By Paula Johanson
Trade paperback, 152 pages
Publication date: January, 2010
Retail price: $11.95
Tower in the Crooked Wood is an oddly compelling read. No car chases, no massed armies of Orcs attacking the citadel, no spaceships crashing into suns, and yet I found it a difficult story to put down. It's not as if each chapter ends with a cliff-hanger; but I would nevertheless find myself continuing on to the next page just to, you know, finish the thought. And certainly not to read all of the rest of the next chapter. But somehow... suddenly it's four chapters later, and I still haven't put the book away.
The story is a deceptively simple one of community and resistance: a woman walks across the continent to track down a sorcerer who nightly enslaves random victims, magically transporting them to various work camps to help build his sorcerer's tower. Whenever Jenia, our heroine, is taken, she finds small ways to attempt to sabotage the sorcerer's efforts. In between magical abductions, she walks on, encountering communities so isolated and self-contained that they appear blissfully unaware of the sorcerer setting up shop in the neighbouring wood.
Although the Sorcerer's abductions provide the central threat, this isn't your typical swords and sorcery adventure. Most of the novel takes place in the tiny fishing village -- really more of a camp then a village -- that is Jenia's last stop before entering the crooked wood. It is her immersion in the foreign culture of the fishers, contrasted with her previous encounter with a village in the interior, and with her own longingly-remembered community, that is the main focus of the novel. This is a novel about meeting and being accepted by strangers, of learning the ways of another culture, of persevering in the face of distractions and loss, and of retaining one's core identity under adverse circumstances. More anthropology than high fantasy, it reads like a cross between Elenore Smith Bowen's (highly recommend) anthropological novel Return to Laughter and say, Schindler's List; with maybe a touch of Johnny Appleseed thrown in for good measure (our heroine is an arbourist).
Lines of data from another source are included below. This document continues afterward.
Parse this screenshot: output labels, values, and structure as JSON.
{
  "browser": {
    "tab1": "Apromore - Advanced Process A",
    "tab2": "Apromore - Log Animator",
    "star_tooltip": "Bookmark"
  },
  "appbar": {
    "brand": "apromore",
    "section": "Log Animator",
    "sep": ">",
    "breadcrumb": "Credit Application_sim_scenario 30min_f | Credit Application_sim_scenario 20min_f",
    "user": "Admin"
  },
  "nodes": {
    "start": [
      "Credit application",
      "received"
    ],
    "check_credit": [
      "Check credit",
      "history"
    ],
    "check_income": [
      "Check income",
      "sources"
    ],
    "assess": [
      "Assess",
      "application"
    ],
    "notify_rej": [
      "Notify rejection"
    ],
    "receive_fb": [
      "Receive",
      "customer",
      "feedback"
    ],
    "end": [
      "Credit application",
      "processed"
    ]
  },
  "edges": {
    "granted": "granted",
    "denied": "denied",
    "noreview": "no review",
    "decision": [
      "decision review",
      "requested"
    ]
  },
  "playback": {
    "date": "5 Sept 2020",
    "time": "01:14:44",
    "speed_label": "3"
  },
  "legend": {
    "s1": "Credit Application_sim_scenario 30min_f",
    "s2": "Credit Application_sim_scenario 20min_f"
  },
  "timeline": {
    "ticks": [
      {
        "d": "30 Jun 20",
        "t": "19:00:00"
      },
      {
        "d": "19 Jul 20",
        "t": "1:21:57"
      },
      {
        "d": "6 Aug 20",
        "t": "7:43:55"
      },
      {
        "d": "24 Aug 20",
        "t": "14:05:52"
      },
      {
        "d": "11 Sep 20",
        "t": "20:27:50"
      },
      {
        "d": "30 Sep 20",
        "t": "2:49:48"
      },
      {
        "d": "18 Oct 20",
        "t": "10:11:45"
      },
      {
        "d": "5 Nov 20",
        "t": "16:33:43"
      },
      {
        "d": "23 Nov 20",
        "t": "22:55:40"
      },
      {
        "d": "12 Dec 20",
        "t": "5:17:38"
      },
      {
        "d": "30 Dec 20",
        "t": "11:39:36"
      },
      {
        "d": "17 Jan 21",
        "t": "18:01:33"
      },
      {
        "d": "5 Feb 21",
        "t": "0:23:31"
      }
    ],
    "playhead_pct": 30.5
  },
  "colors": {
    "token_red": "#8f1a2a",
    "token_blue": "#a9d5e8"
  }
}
If that combination sounds a little odd, it's because this is a refreshingly different fantasy: philosophical, without being pompous or talkie; deeply ethical without being judgmental; respectful of other cultures without being simplistically relativistic. I especially appreciated that Jenia isn't always right, and doesn't always 'get' that the people around her aren't being slow or malicious; they're simply pursuing their own goals according to the norms of their own cultures. Just because they haven't taken up arms against the Sorcerer doesn't mean they aren't resisting, perhaps much more effectively than Jenia herself.
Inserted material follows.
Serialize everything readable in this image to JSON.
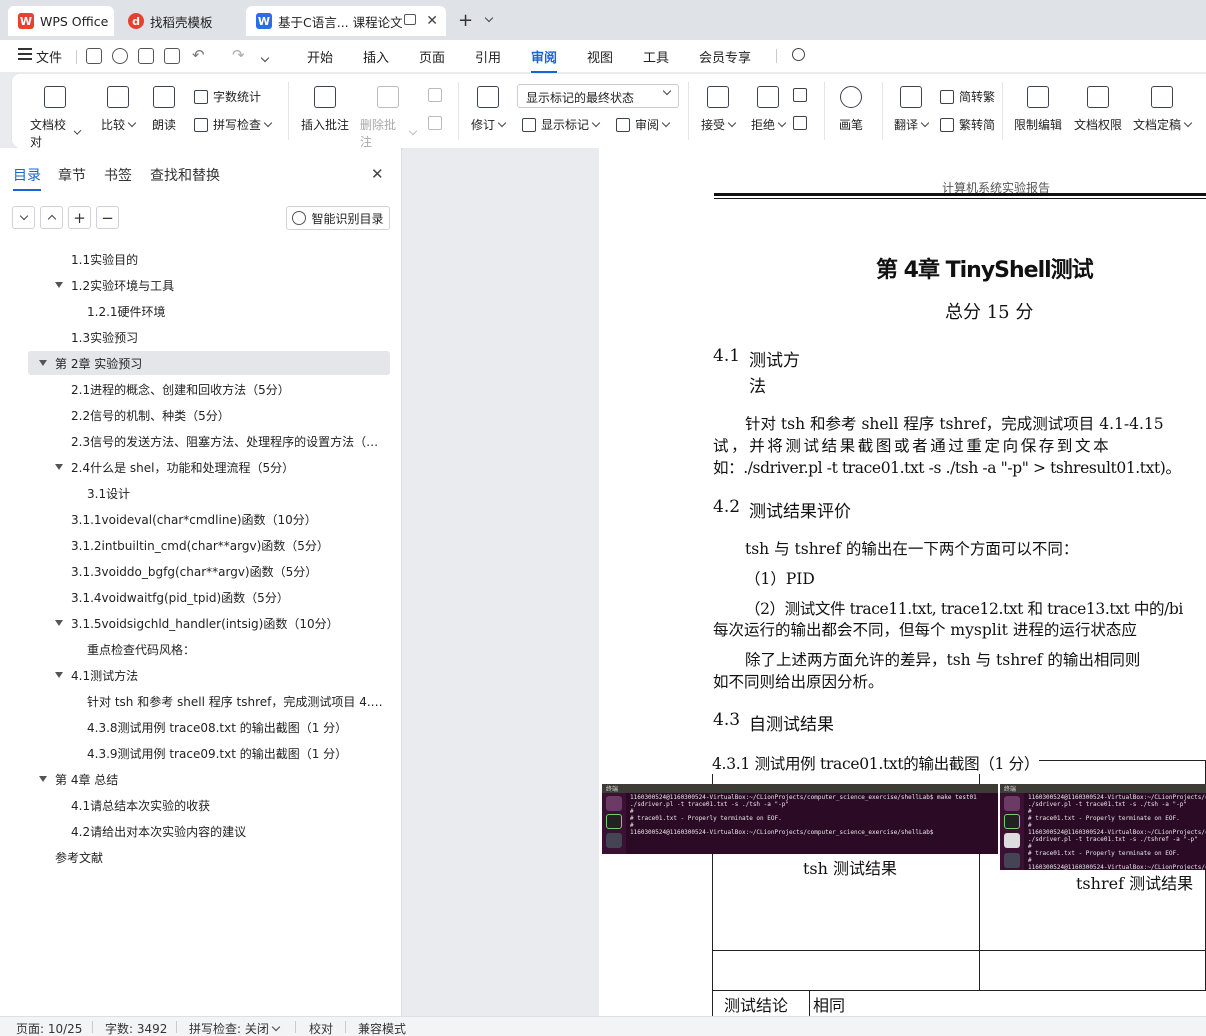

If there's a central theme to Tower in the Crooked Wood, it's an examination of the individual's role within community. On the one hand, Johanson seems to suggest that it only takes a momentary lapse in the individual's commitment to community to leave one vulnerable to the mental confusion and external direction that's at the core of the sorcerer's control over the abductees. On the other hand, Johanson equally clearly delineates that some demands are illegitimate and may be vigorously resisted, as when Jenia refuses to tend the dying orchard of a village that won't take 'no' for an answer. The deeper questions of whether outsiders should be offered membership; the fate of those who fail to make the cut; and above all the reciprocal obligations of various strata within a community, are all explored within the framework of the various cultural perspectives Jenia encounters. Indeed, it is the Sorcerer's refusal to provide his momentary slaves with even food or drink - as opposed to merely owning slaves, a common enough practice among the fishers - that constitutes the core of his "crimes against community".
Tower in the Crooked Wood is a great example of Canadian SF. It resonates precisely because the heroism here isn't about climatic battle or sorcerous pyrotechnics, but the tiny day to day acts that define who we are as individuals and as a community. The book's publication by Bundoran Press reflects both the publisher's excellent tastes (their track record for bringing intriguing new voices to print makes one wish they offered a subscription option) and Canadian origins, but the novel ultimately demands a universal audience.
Review by Robert Runte.
Originally published in Neo-opsis issue 17.